Translation:He has tested you and he is satisfied with you.
Ok, so because this has understandably received some criticism, I thought I would explain what I meant when I wrote that. In English you generally have the word order subject - verb - object. In German however, you don't have to use the subject - verb - object word order. In German the rule is: The verb in the main clause is always in the second position. Therefore correct translations would be:
... und er ist zufrieden mit dir.
... und mit dir ist er zufrieden.
... und er ist mit dir zufrieden.
... und zufrieden ist er mit dir.
If you are using an auxiliary verb (e.g. in future tense: werde ... sein), the auxiliary verb goes into second position while the (main) verb is placed at the end of the clause.
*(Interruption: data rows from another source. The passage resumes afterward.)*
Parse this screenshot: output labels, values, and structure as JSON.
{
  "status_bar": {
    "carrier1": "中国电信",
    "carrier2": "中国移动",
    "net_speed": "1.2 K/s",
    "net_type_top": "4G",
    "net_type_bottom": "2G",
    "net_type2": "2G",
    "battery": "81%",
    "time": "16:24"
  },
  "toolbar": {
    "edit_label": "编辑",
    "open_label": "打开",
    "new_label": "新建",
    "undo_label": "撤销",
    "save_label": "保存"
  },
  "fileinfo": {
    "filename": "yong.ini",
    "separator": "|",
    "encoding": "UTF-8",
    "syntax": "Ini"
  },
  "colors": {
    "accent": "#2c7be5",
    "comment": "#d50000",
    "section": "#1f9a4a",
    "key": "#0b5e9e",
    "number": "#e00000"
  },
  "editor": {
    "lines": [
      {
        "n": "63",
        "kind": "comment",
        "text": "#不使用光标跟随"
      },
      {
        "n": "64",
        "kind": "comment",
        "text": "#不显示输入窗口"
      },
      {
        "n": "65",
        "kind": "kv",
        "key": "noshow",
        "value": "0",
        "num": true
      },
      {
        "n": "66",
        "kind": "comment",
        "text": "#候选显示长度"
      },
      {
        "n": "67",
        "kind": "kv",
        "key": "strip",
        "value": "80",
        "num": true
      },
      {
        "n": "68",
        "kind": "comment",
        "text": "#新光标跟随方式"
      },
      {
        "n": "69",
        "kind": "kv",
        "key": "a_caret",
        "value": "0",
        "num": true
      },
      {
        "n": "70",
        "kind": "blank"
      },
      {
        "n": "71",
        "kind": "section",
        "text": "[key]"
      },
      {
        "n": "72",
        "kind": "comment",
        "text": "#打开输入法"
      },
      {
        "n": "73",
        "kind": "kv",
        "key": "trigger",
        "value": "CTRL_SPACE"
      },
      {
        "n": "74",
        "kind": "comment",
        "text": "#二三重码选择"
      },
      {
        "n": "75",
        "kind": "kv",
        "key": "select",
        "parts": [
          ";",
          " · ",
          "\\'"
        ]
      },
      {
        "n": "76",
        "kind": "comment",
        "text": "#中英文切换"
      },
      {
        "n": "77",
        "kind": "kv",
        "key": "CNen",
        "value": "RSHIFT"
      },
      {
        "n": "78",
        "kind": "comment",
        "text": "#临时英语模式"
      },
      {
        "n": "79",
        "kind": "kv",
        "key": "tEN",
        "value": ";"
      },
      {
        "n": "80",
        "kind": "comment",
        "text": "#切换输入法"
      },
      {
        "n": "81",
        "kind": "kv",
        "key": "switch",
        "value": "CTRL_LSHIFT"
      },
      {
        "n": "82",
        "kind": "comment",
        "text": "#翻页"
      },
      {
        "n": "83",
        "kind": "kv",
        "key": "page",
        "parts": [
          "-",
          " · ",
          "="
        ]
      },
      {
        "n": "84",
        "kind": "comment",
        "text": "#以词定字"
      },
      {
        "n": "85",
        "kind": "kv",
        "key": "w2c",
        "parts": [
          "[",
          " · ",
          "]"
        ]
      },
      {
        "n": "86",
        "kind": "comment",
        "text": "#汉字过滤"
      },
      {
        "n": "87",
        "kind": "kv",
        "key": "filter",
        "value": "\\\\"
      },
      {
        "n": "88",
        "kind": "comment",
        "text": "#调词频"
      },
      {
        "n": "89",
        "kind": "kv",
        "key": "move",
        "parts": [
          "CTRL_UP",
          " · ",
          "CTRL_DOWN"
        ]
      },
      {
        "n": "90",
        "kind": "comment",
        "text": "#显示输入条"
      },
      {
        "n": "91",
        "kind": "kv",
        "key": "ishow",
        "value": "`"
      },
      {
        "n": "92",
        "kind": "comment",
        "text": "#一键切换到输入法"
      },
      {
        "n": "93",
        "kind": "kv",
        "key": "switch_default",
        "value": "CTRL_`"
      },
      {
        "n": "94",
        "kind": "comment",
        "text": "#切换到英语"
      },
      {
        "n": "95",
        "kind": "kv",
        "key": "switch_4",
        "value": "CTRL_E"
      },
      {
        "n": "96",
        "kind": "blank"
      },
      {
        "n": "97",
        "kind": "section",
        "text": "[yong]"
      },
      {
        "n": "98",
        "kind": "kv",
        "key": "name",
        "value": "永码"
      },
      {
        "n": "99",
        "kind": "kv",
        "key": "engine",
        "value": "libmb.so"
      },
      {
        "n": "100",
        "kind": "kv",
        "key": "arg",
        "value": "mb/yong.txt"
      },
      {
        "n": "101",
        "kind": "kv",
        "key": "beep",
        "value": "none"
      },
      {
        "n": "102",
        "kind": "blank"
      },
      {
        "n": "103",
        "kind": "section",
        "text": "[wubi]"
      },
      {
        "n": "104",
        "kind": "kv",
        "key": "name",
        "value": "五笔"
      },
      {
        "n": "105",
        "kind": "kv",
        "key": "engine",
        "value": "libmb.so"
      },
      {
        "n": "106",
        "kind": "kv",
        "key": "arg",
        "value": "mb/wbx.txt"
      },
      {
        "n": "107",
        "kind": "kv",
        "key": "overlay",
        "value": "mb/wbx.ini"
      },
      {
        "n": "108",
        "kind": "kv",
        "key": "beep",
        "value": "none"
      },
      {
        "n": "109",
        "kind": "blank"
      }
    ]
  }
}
In subordinate clauses the verb (and the auxiliary verb) are placed at the end of the clause.
You can find additional rules and examples here: http://www.learn-german-language-online.com/german-word-order.html
This website has a really in depth explanation of how word order works in German: https://www.dartmouth.edu/~deutsch/Grammatik/WordOrder/WordOrder.html
No, it's fine the way it is. Both parts of the sentence ("er hat dich geprüft" and "er ist zufrieden mit dir") have nothing in them that would cause the "ist" to be at the end and "und" doesn't change that. If the sentence used a subordinating conjunction (one that makes verbs move to the end), it would though: "Er hat gesagt, dass er mit dir zufrieden ist."
That would have to be something like "Er hat es dir bewiesen, dass er mit dir zufrieden ist." The original German sentence doesn't have "that" in it like your translation does, "prüfen" doesn't mean "to prove," and even if it did, the original sentence has "dich" and not "dir" which would be needed for your translation.